Verifies that all data sets are identified and segregated.
Boyce-Codd Normal Form (BCNF)
On a more practical note, just getting to 3NF or BCNF is the goal of many project teams.
3NF is the Third normal form used in relational database normalization. According to the Codd's definition,
a table is said to be in (3NF) third normal form, if and only if,
that table is in the second normal form (2NF),
and every attribute in the table that do not belong to a candidate key should directly depend on every candidate key of that table.
BCNF known as 3.5NF
BCNF (also known as 3.5NF) is another normal form used in relational database normalization. It was introduced to capture some the anomalies that are not addressed by the 3NF. A table is said to be in BCNF, if and only if, for each of the dependencies of the form A --> B that are non-trivial, A is a super-key. The following table outlines the similarities and differences between 3NF and BCNF.
Not always Always achievable
Quality of the tables
Can have non-key attributes as determinants
Cannot have non-key attributes as determinants
Edgar F. Codd
Raymond F. Boyce and Edgar F. Codd jointly proposed
Loss-less join decomposition can be achieved
Sometimes loss-less join decomposition cannot be achieved
Columns which have potential to be NULL
Figure 4-81 shows removal of two values, which have the potential to be NULL values.
These valued fields from a table called EDITION, will be used to create the new table called RANK.
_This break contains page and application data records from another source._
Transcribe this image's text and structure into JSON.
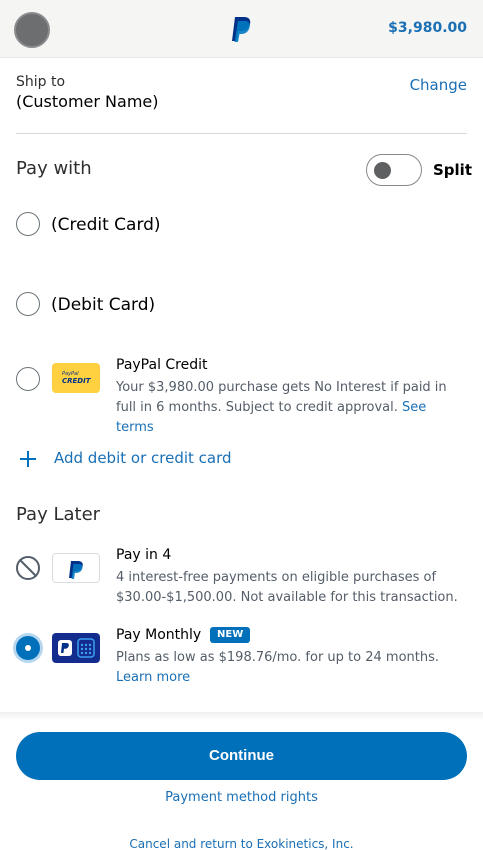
{
  "header": {
    "amount": "$3,980.00",
    "logo_icon": "paypal-logo-icon",
    "avatar_icon": "user-avatar"
  },
  "shipping": {
    "label": "Ship to",
    "name": "(Customer Name)",
    "change_label": "Change"
  },
  "pay_with": {
    "title": "Pay with",
    "split_label": "Split",
    "split_enabled": false,
    "options": [
      {
        "label": "(Credit Card)",
        "selected": false
      },
      {
        "label": "(Debit Card)",
        "selected": false
      }
    ],
    "paypal_credit": {
      "title": "PayPal Credit",
      "thumb_small": "PayPal",
      "thumb_big": "CREDIT",
      "desc": "Your $3,980.00 purchase gets No Interest if paid in full in 6 months. Subject to credit approval.",
      "see_terms": "See terms",
      "selected": false
    },
    "add_card_label": "Add debit or credit card"
  },
  "pay_later": {
    "title": "Pay Later",
    "pay_in_4": {
      "title": "Pay in 4",
      "desc": "4 interest-free payments on eligible purchases of $30.00-$1,500.00. Not available for this transaction.",
      "status": "disabled"
    },
    "pay_monthly": {
      "title": "Pay Monthly",
      "badge": "NEW",
      "desc": "Plans as low as $198.76/mo. for up to 24 months.",
      "learn_more": "Learn more",
      "selected": true
    }
  },
  "footer": {
    "continue_label": "Continue",
    "payment_rights": "Payment method rights",
    "cancel_label": "Cancel and return to Exokinetics, Inc."
  },
  "colors": {
    "accent": "#0070ba",
    "link": "#1a6fb5",
    "credit_yellow": "#ffd140",
    "monthly_navy": "#142c8e"
  }
}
The result is a zero or one-to-one relationship between the RANK and EDITION tables.
This implies that if a RANK record exists, then a corresponding EDITION record must exist as well.
In the opposite case, however, an EDITION record can exist where a RANK record does not have to exist.
This opposite case, accounts for an edition of a publication having no RANK and INGRAM_UNITS values.
A recently published publication will rarely have any statistical information.
A stronger definition of 3NF called Boyce-Codd normal form (BCNF) was proposed later by Boyce and Codd.
All these normal forms are based on a
single analytical tool: the functional dependencies among the attributes of a relation.
Later, a fourth normal form (4NF) and a fifth normal form (5NF) were proposed, based on the concepts of
multivalued dependencies and join dependencies, respectively.